Communist Party officials visiting Beijing for annual meetings shook up the internet and saddled themselves with reams of bad press last week when they harshly attacked the Dalai Lama. That in itself isn’t anything new; even headline-grabbing accusations like claims that the Dalai Lama ‘betrays his country and his religion’ are just new iterations of Beijing’s old themes. What really got people’s attention is the way Party officials claimed ownership and mastery over the Tibetan Buddhist concept of reincarnate lamas: “Decision-making power over the reincarnation of the Dalai Lama...
Imagine a country which is openly denying ethnic minorities the right to check into hotels, and to receive passports. Imagine a country where a rights lawyer from the majority ethnicity calls these kinds of policies 'ridiculous.' And finally, imagine a country where the criminal charge of 'inciting ethnic hatred' that soon follows is brought against the lawyer for opposing these policies, and not against the government agencies responsible for instituting them.

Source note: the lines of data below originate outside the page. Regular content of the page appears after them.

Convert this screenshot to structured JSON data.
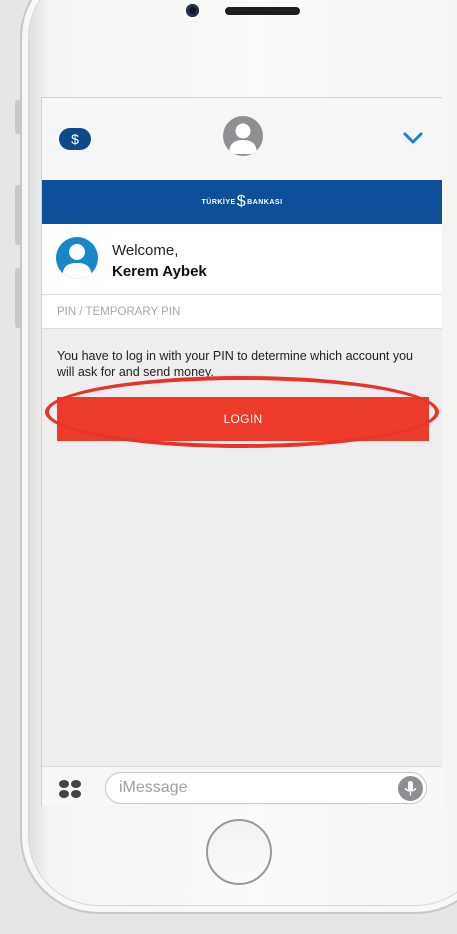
{
  "header": {
    "app_badge_symbol": "$",
    "contact_avatar_icon": "person-silhouette-icon",
    "expand_icon": "chevron-down-icon"
  },
  "bank_banner": {
    "name_left": "TÜRKİYE",
    "name_mark": "$",
    "name_right": "BANKASI"
  },
  "welcome": {
    "label": "Welcome,",
    "user_name": "Kerem Aybek"
  },
  "pin": {
    "placeholder": "PIN / TEMPORARY PIN",
    "value": ""
  },
  "info": {
    "text": "You have to log in with your PIN to determine which account you will ask for and send money."
  },
  "login": {
    "label": "LOGIN"
  },
  "compose": {
    "placeholder": "iMessage",
    "apps_icon": "apps-grid-icon",
    "mic_icon": "microphone-icon"
  },
  "colors": {
    "bank_blue": "#0e4f9a",
    "login_red": "#ec3a2b",
    "highlight_red": "#e8332a",
    "avatar_blue": "#1a86c8"
  }
}
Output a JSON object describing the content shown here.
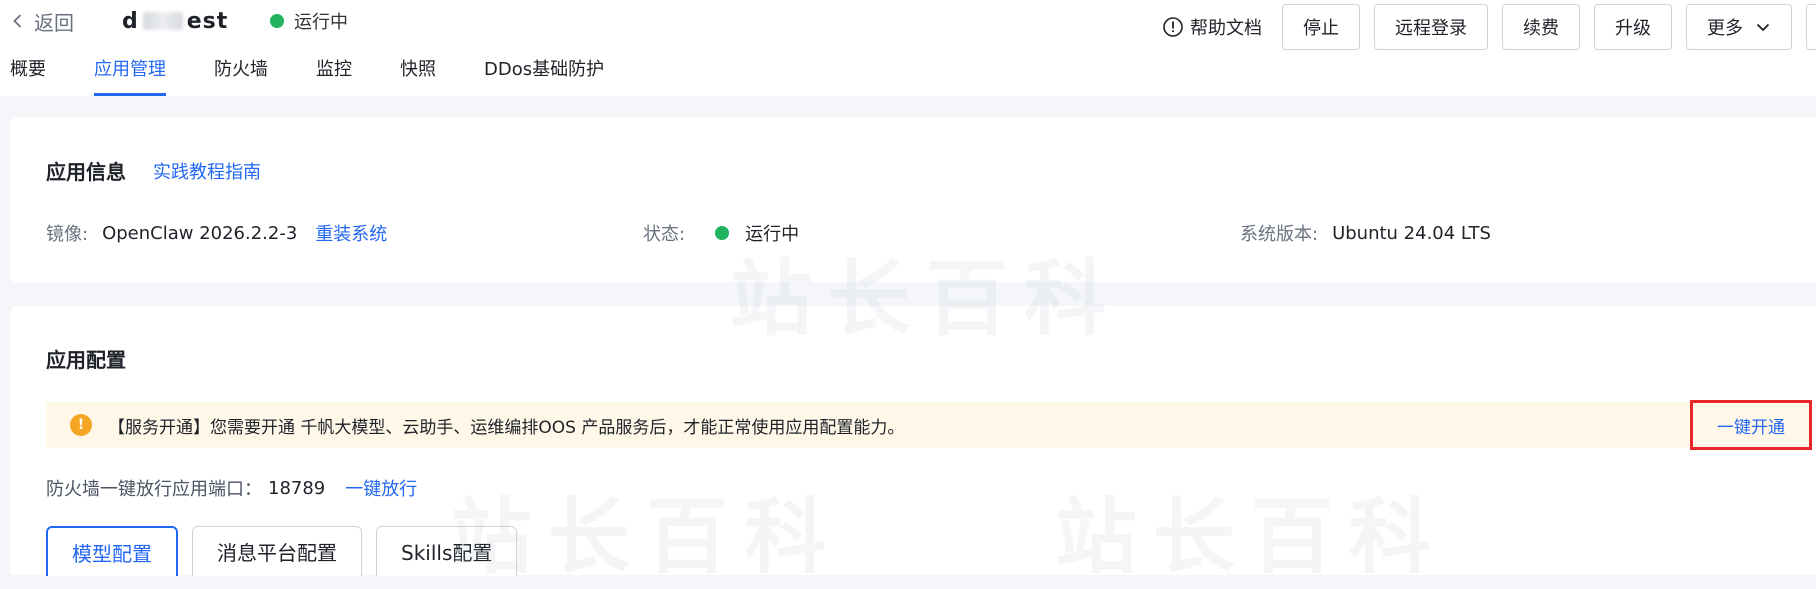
{
  "header": {
    "back_label": "返回",
    "instance_name_prefix": "d",
    "instance_name_suffix": "est",
    "status": "运行中",
    "status_color": "#22b35e",
    "help_label": "帮助文档",
    "buttons": {
      "stop": "停止",
      "remote_login": "远程登录",
      "renew": "续费",
      "upgrade": "升级",
      "more": "更多"
    }
  },
  "tabs": [
    {
      "label": "概要"
    },
    {
      "label": "应用管理",
      "active": true
    },
    {
      "label": "防火墙"
    },
    {
      "label": "监控"
    },
    {
      "label": "快照"
    },
    {
      "label": "DDos基础防护"
    }
  ],
  "app_info": {
    "title": "应用信息",
    "guide_link": "实践教程指南",
    "image_label": "镜像:",
    "image_value": "OpenClaw 2026.2.2-3",
    "reinstall_link": "重装系统",
    "status_label": "状态:",
    "status_value": "运行中",
    "os_label": "系统版本:",
    "os_value": "Ubuntu 24.04 LTS"
  },
  "app_config": {
    "title": "应用配置",
    "alert_text": "【服务开通】您需要开通 千帆大模型、云助手、运维编排OOS 产品服务后，才能正常使用应用配置能力。",
    "alert_action": "一键开通",
    "firewall_label": "防火墙一键放行应用端口：",
    "firewall_port": "18789",
    "firewall_action": "一键放行",
    "subtabs": [
      {
        "label": "模型配置",
        "active": true
      },
      {
        "label": "消息平台配置"
      },
      {
        "label": "Skills配置"
      }
    ]
  },
  "watermark": "站长百科",
  "colors": {
    "accent": "#2468f2",
    "warning": "#f5a623",
    "highlight": "#e8272b"
  },
  "icons": [
    "chevron-left-icon",
    "alert-circle-icon",
    "chevron-down-icon",
    "warning-icon"
  ]
}
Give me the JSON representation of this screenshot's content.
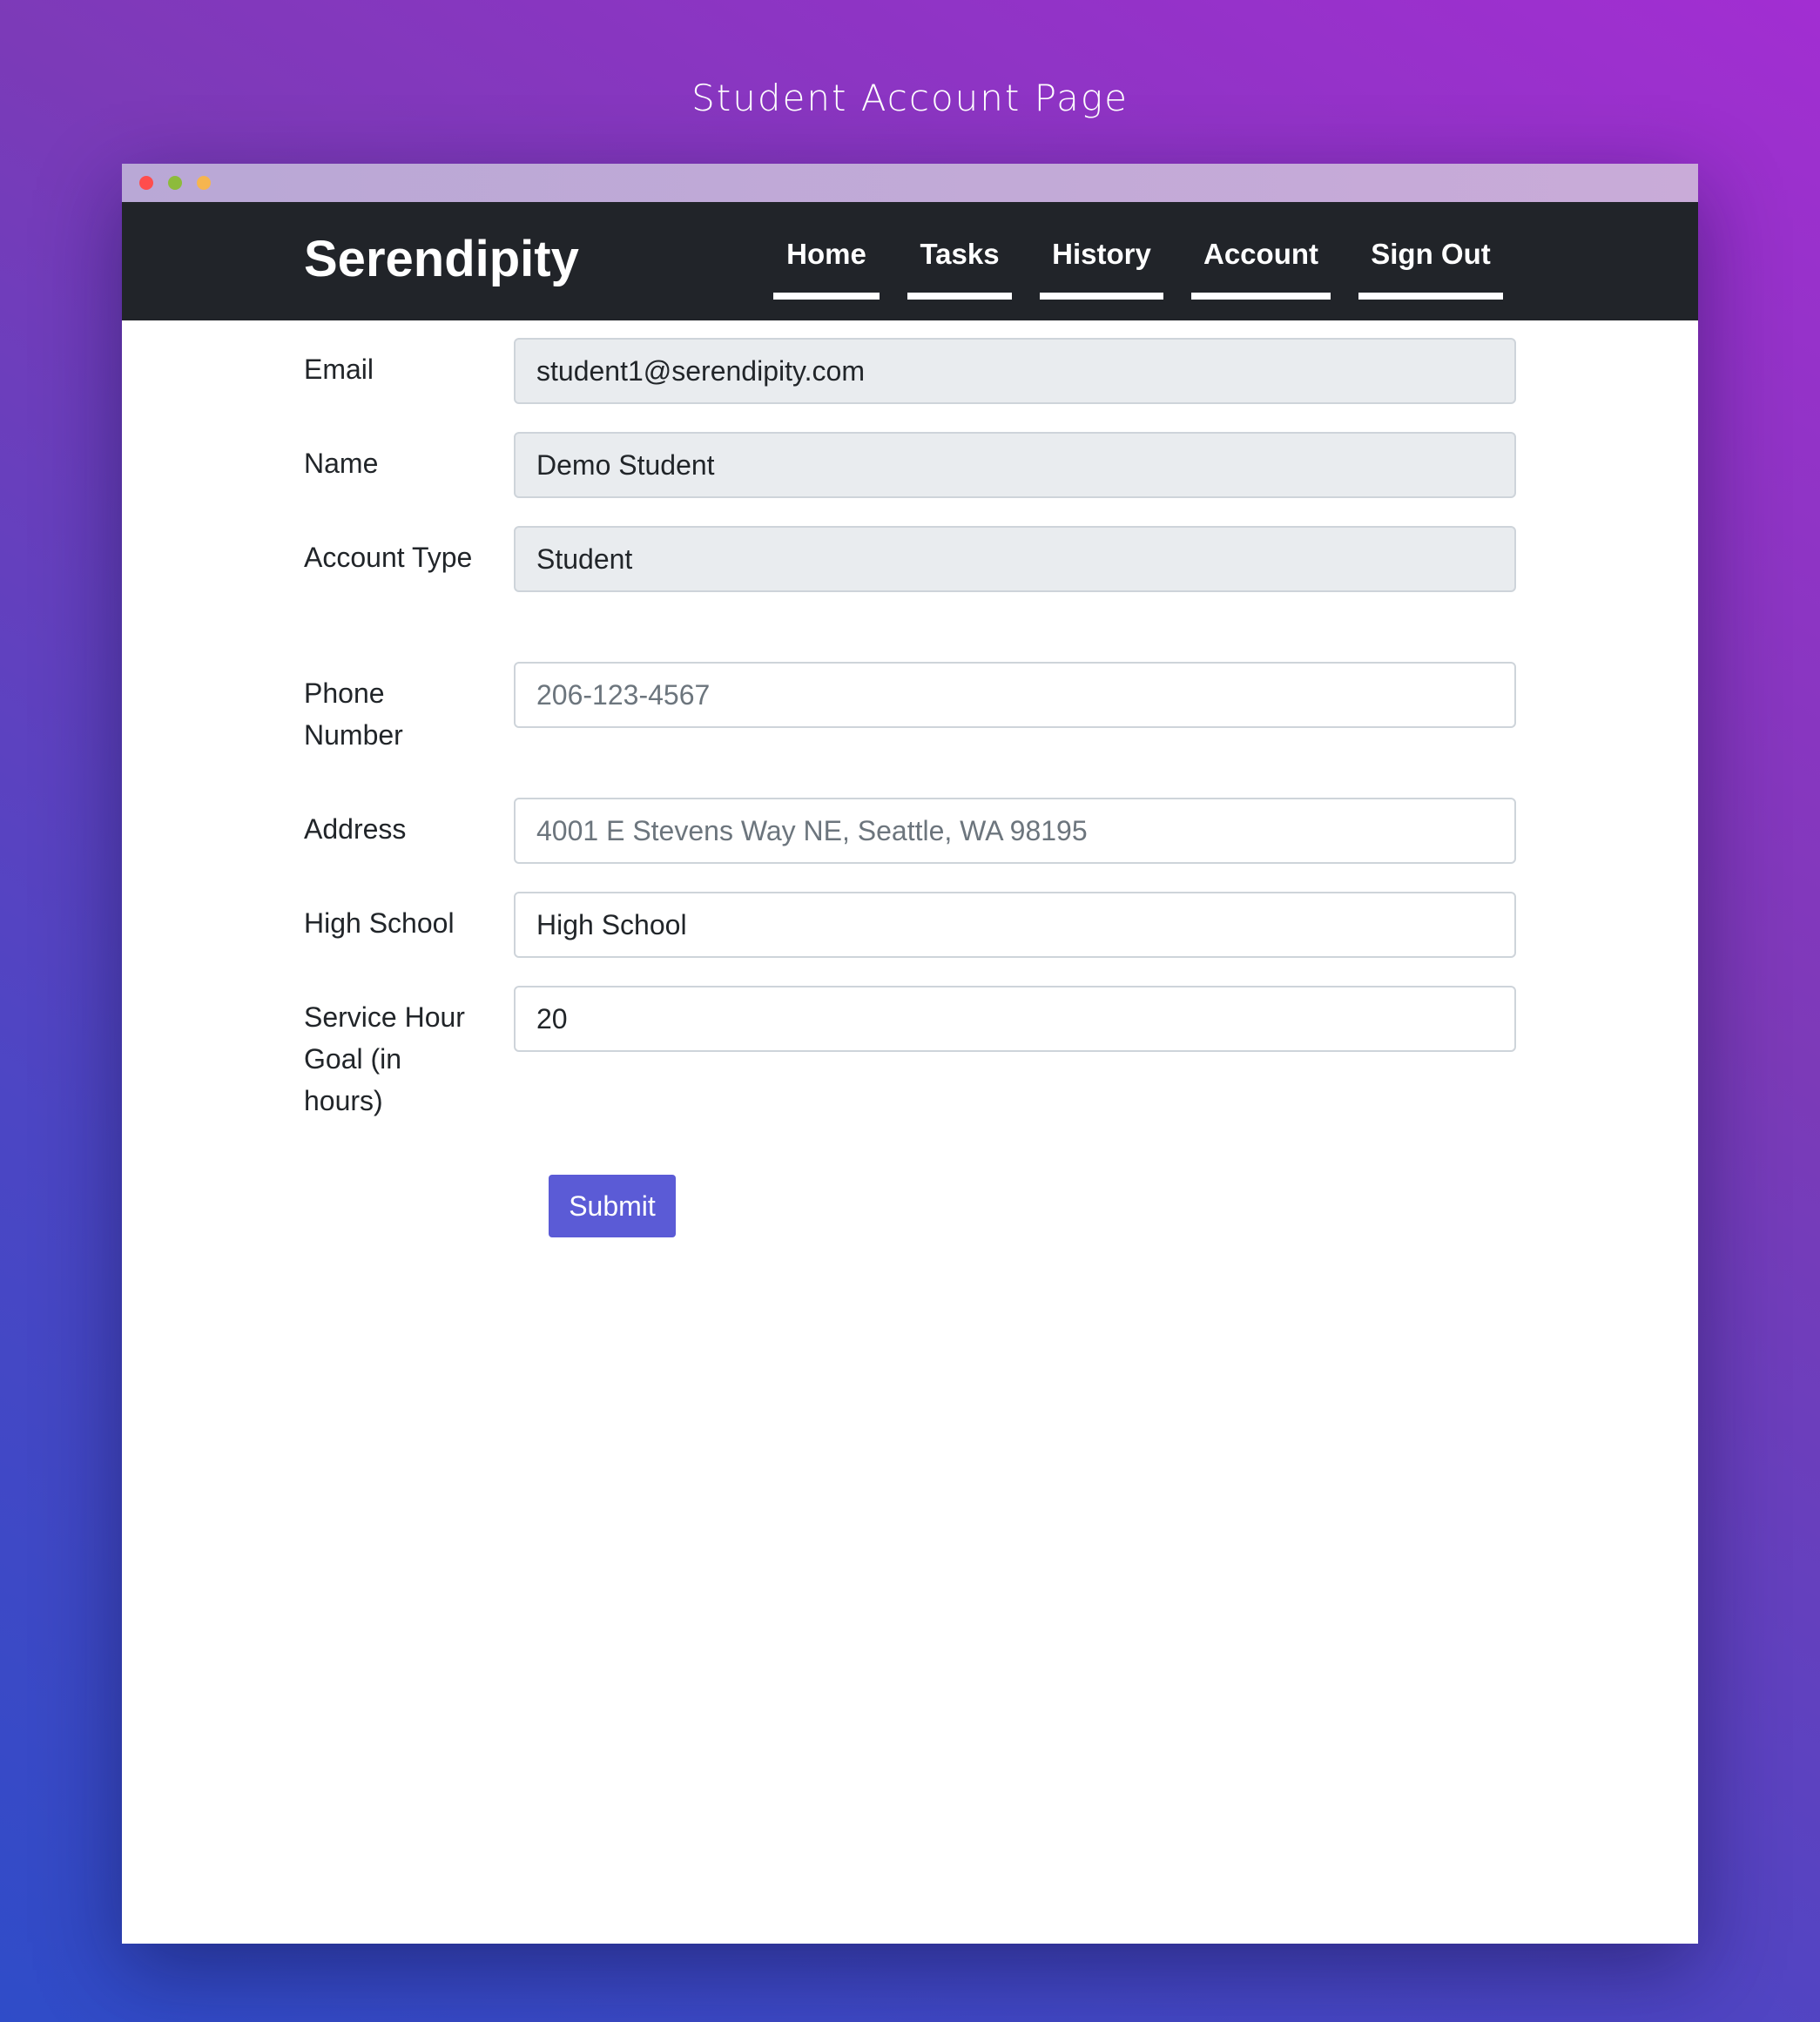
{
  "page": {
    "caption": "Student Account Page"
  },
  "window": {
    "controls": [
      "close",
      "minimize",
      "maximize"
    ]
  },
  "navbar": {
    "brand": "Serendipity",
    "items": [
      {
        "label": "Home"
      },
      {
        "label": "Tasks"
      },
      {
        "label": "History"
      },
      {
        "label": "Account"
      },
      {
        "label": "Sign Out"
      }
    ]
  },
  "form": {
    "fields": [
      {
        "label": "Email",
        "value": "student1@serendipity.com",
        "placeholder": "",
        "readonly": true
      },
      {
        "label": "Name",
        "value": "Demo Student",
        "placeholder": "",
        "readonly": true
      },
      {
        "label": "Account Type",
        "value": "Student",
        "placeholder": "",
        "readonly": true
      },
      {
        "label": "Phone Number",
        "value": "",
        "placeholder": "206-123-4567",
        "readonly": false
      },
      {
        "label": "Address",
        "value": "",
        "placeholder": "4001 E Stevens Way NE, Seattle, WA 98195",
        "readonly": false
      },
      {
        "label": "High School",
        "value": "High School",
        "placeholder": "",
        "readonly": false
      },
      {
        "label": "Service Hour Goal (in hours)",
        "value": "20",
        "placeholder": "",
        "readonly": false
      }
    ],
    "submit_label": "Submit"
  },
  "colors": {
    "navbar_bg": "#212429",
    "submit_bg": "#5b5bd6",
    "readonly_bg": "#e9ecef"
  }
}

ICT has translated into English the first major speech in Beijing by Gyaltsen Norbu, known as the ‘Chinese Panchen (Gya Panchen)’ because he was selected by the CCP after the boy recognized by the Dalai Lama and acknowledged by Tibetans as the authentic incarnation, Gendun Choekyi Nyima, was ‘disappeared’ in 1995. There is no indication of his whereabouts or welfare 20 years later.
Last week, we heard once again Chinese Communist Party’s officials reiterating their concept of religious freedom in Tibet. Chen Quanguo, the Tibet Autonomous Region’s Party chief, wrote in the People’s Daily newspaper that monks and nuns should be evaluated for their "patriotism," a word they use to describe their allegiance to the Communist Party. In China's one-party system the Party is institutionally more important than the State.